A list of Andrew Tate’s assets seized by Romanian police, including watches, gold bars and properties, has released, reports say.
Tate, 36, is currently being held in prison by Romanian authorities on suspicion of organised crime and human trafficking.
The social media influencer, his brother Tristan Tate and two female Romanian nationals have been detained since December 29.
At the start of the month they lost an appeal against their continued detention and will remain behind bars until at least February 27.
Romania’s anti-organised crime agency, DIICOT, have been busy seizing Tate’s assets as part of their investigation.
The 36-year-old’s vast collection of supercars that he regularly used as part of his social media messaging has been taken by DIICOT, as have watches and other expensive items.
Romanian authorities said in January that the approximate value of the money and assets seized in the case comes to around £3.3million.
Police in the country have released a list of some items confiscated from Tate so far that include a number of flashy timepieces by high-end brands such as Rolex, Breitling and Hublot, Cancan reports.

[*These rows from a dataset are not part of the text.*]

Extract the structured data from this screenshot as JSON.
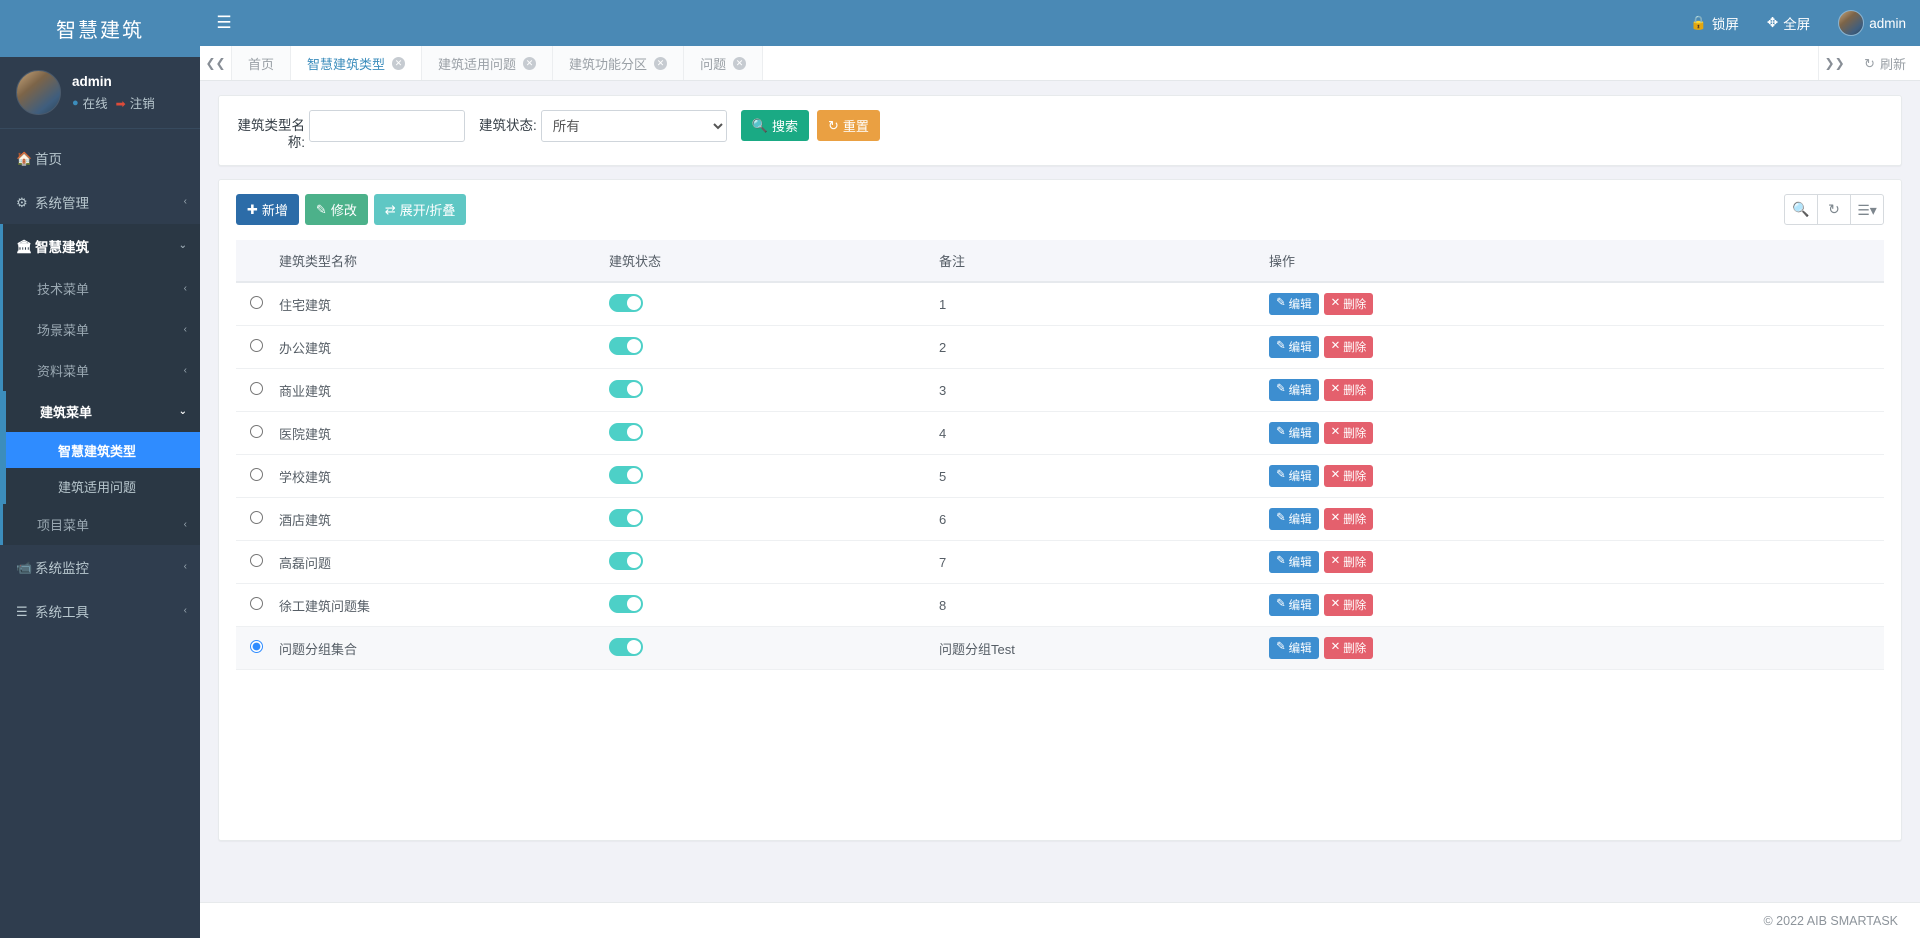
{
  "brand": {
    "title": "智慧建筑"
  },
  "user_panel": {
    "name": "admin",
    "status": "在线",
    "logout": "注销",
    "avatar_icon": "user-avatar",
    "status_dot_icon": "circle-icon",
    "logout_icon": "sign-out-icon"
  },
  "navbar": {
    "hamburger_icon": "hamburger-icon",
    "lock_label": "锁屏",
    "lock_icon": "lock-icon",
    "fullscreen_label": "全屏",
    "fullscreen_icon": "expand-icon",
    "user_label": "admin",
    "user_avatar_icon": "user-avatar"
  },
  "sidebar": {
    "items": [
      {
        "label": "首页",
        "icon": "home-icon",
        "caret": "",
        "active": false
      },
      {
        "label": "系统管理",
        "icon": "gear-icon",
        "caret": "‹",
        "active": false
      },
      {
        "label": "智慧建筑",
        "icon": "bank-icon",
        "caret": "⌄",
        "active": true
      },
      {
        "label": "系统监控",
        "icon": "video-icon",
        "caret": "‹",
        "active": false
      },
      {
        "label": "系统工具",
        "icon": "list-icon",
        "caret": "‹",
        "active": false
      }
    ],
    "submenu": [
      {
        "label": "技术菜单",
        "caret": "‹",
        "open": false
      },
      {
        "label": "场景菜单",
        "caret": "‹",
        "open": false
      },
      {
        "label": "资料菜单",
        "caret": "‹",
        "open": false
      },
      {
        "label": "建筑菜单",
        "caret": "⌄",
        "open": true
      },
      {
        "label": "项目菜单",
        "caret": "‹",
        "open": false
      }
    ],
    "building_submenu": [
      {
        "label": "智慧建筑类型",
        "active": true
      },
      {
        "label": "建筑适用问题",
        "active": false
      }
    ]
  },
  "tabbar": {
    "left_arrow_icon": "chevron-double-left-icon",
    "right_arrow_icon": "chevron-double-right-icon",
    "refresh_label": "刷新",
    "refresh_icon": "refresh-icon",
    "tabs": [
      {
        "label": "首页",
        "active": false,
        "closable": false
      },
      {
        "label": "智慧建筑类型",
        "active": true,
        "closable": true
      },
      {
        "label": "建筑适用问题",
        "active": false,
        "closable": true
      },
      {
        "label": "建筑功能分区",
        "active": false,
        "closable": true
      },
      {
        "label": "问题",
        "active": false,
        "closable": true
      }
    ]
  },
  "search": {
    "name_label": "建筑类型名称:",
    "name_value": "",
    "name_placeholder": "",
    "status_label": "建筑状态:",
    "status_value": "所有",
    "status_options": [
      "所有"
    ],
    "search_label": "搜索",
    "search_icon": "search-icon",
    "reset_label": "重置",
    "reset_icon": "refresh-icon"
  },
  "toolbar": {
    "add_label": "新增",
    "add_icon": "plus-icon",
    "edit_label": "修改",
    "edit_icon": "pencil-square-icon",
    "expand_label": "展开/折叠",
    "expand_icon": "exchange-icon",
    "search_icon": "search-icon",
    "refresh_icon": "refresh-icon",
    "columns_icon": "list-columns-icon",
    "columns_caret": "▾"
  },
  "table": {
    "columns": [
      "建筑类型名称",
      "建筑状态",
      "备注",
      "操作"
    ],
    "edit_label": "编辑",
    "edit_icon": "pencil-square-icon",
    "delete_label": "删除",
    "delete_icon": "times-icon",
    "rows": [
      {
        "name": "住宅建筑",
        "status_on": true,
        "remark": "1",
        "selected": false
      },
      {
        "name": "办公建筑",
        "status_on": true,
        "remark": "2",
        "selected": false
      },
      {
        "name": "商业建筑",
        "status_on": true,
        "remark": "3",
        "selected": false
      },
      {
        "name": "医院建筑",
        "status_on": true,
        "remark": "4",
        "selected": false
      },
      {
        "name": "学校建筑",
        "status_on": true,
        "remark": "5",
        "selected": false
      },
      {
        "name": "酒店建筑",
        "status_on": true,
        "remark": "6",
        "selected": false
      },
      {
        "name": "高磊问题",
        "status_on": true,
        "remark": "7",
        "selected": false
      },
      {
        "name": "徐工建筑问题集",
        "status_on": true,
        "remark": "8",
        "selected": false
      },
      {
        "name": "问题分组集合",
        "status_on": true,
        "remark": "问题分组Test",
        "selected": true
      }
    ]
  },
  "footer": {
    "copyright": "© 2022 AIB SMARTASK"
  },
  "colors": {
    "header_blue": "#4a89b5",
    "sidebar_dark": "#2f3d4e",
    "active_blue": "#2f8cff",
    "switch_teal": "#4dd0c7",
    "btn_search_green": "#1aaa84",
    "btn_reset_orange": "#eaa042",
    "btn_add_blue": "#2c6ca8",
    "btn_delete_red": "#e4606d"
  }
}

The authorities have also seized two gold bars and a coin made of gold that is inscribed with an image of a snake and says “ONE OUNCE CASH 999.9 Gold” on it, the Romanian news site said.
They have taken a number of properties and land owned by the brothers, including an eight-bedroom home and various parcels of land dotted around Romania.
Cash from the Tate brothers bank accounts has been seized and they have taken £243,000 worth of cryptocurrency, Cancun adds.
It comes as police reportedly plan to sell Tate’s £4.8 million Bugatti if he is convicted of the charges he faces in the country.
The vehicle is the one he used to taunt climate activist Greta Thunberg with before his arrest.
Prosecutors have said that if they can prove the owners gained money through illicit activities such as human trafficking, the assets would be used to cover the expenses of the investigation and to compensate victims.
DIICOT said that it had identified six victims in the human trafficking case who were subjected to “acts of physical violence and mental coercion” and were sexually exploited by members of the alleged crime group.
The agency said victims were lured with pretenses of love, and later intimidated, surveilled and subjected to other control tactics while being coerced into engaging in pornographic acts for substantial financial gains.